[Source records Boundary: Start]

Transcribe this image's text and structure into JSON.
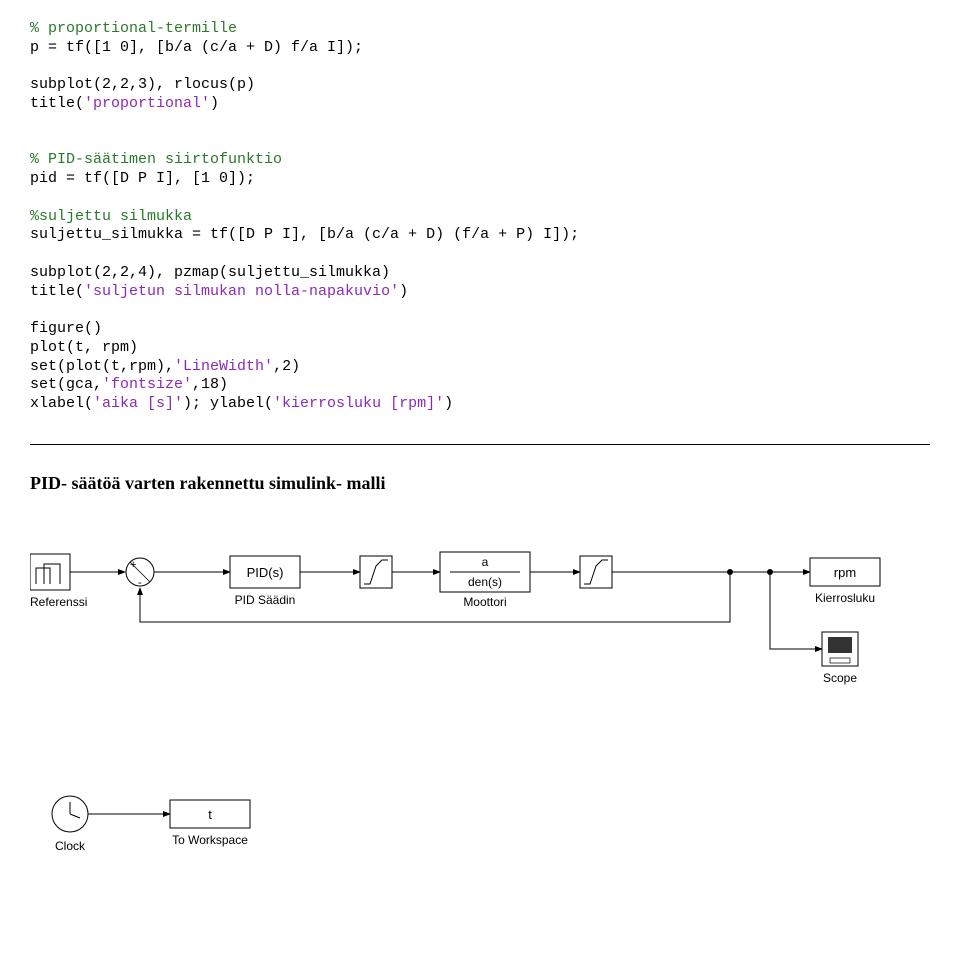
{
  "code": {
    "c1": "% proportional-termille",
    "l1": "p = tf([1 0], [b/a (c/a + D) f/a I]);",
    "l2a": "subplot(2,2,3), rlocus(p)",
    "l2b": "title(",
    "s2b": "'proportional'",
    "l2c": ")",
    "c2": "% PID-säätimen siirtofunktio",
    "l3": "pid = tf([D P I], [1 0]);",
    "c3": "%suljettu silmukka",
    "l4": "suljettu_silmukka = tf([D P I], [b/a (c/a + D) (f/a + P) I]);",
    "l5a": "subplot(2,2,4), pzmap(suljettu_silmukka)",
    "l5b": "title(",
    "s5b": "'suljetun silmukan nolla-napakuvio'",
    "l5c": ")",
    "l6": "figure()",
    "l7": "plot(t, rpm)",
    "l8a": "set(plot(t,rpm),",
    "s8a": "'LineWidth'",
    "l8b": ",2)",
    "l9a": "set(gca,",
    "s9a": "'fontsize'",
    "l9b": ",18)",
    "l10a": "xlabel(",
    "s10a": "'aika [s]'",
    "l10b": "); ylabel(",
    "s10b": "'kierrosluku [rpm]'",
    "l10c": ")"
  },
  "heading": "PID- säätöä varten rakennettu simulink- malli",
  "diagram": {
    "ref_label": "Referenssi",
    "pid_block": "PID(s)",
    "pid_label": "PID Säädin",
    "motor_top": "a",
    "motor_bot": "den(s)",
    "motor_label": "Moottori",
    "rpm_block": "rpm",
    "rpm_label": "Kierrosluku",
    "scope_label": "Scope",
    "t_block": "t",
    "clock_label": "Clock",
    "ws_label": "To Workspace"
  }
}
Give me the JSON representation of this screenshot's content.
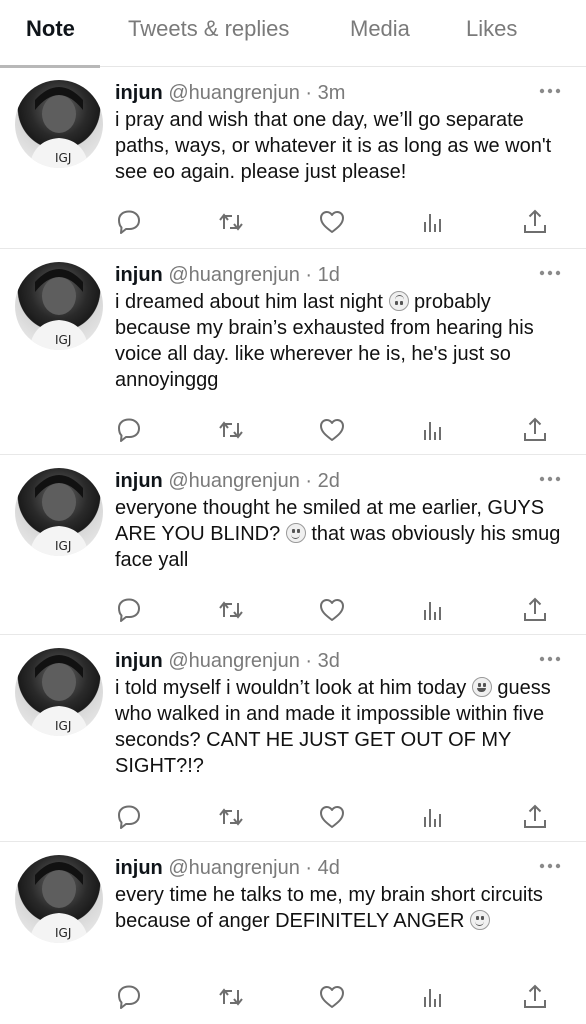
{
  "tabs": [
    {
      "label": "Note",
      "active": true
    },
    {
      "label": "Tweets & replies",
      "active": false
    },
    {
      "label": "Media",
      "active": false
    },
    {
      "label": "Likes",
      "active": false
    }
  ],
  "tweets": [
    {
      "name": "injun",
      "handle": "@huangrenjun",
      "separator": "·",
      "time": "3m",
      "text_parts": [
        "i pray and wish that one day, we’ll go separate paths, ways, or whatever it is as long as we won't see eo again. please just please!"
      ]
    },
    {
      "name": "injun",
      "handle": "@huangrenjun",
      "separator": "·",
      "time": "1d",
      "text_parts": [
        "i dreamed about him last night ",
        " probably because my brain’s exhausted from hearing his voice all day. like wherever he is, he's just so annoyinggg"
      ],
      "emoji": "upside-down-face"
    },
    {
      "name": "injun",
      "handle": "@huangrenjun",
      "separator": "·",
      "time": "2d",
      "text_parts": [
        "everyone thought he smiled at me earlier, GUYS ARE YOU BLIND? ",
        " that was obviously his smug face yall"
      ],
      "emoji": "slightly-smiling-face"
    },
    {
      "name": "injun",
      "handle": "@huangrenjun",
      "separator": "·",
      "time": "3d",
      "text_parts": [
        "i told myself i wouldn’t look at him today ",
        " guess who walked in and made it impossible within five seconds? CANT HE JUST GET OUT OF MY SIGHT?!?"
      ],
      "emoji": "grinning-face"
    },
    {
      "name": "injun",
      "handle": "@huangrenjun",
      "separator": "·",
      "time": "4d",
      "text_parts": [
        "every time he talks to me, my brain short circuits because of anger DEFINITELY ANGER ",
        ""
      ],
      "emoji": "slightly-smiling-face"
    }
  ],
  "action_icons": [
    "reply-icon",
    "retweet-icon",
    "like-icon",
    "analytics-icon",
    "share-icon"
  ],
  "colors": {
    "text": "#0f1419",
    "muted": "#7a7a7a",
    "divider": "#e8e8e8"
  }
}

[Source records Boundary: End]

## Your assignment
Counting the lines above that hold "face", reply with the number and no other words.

## Answer box
5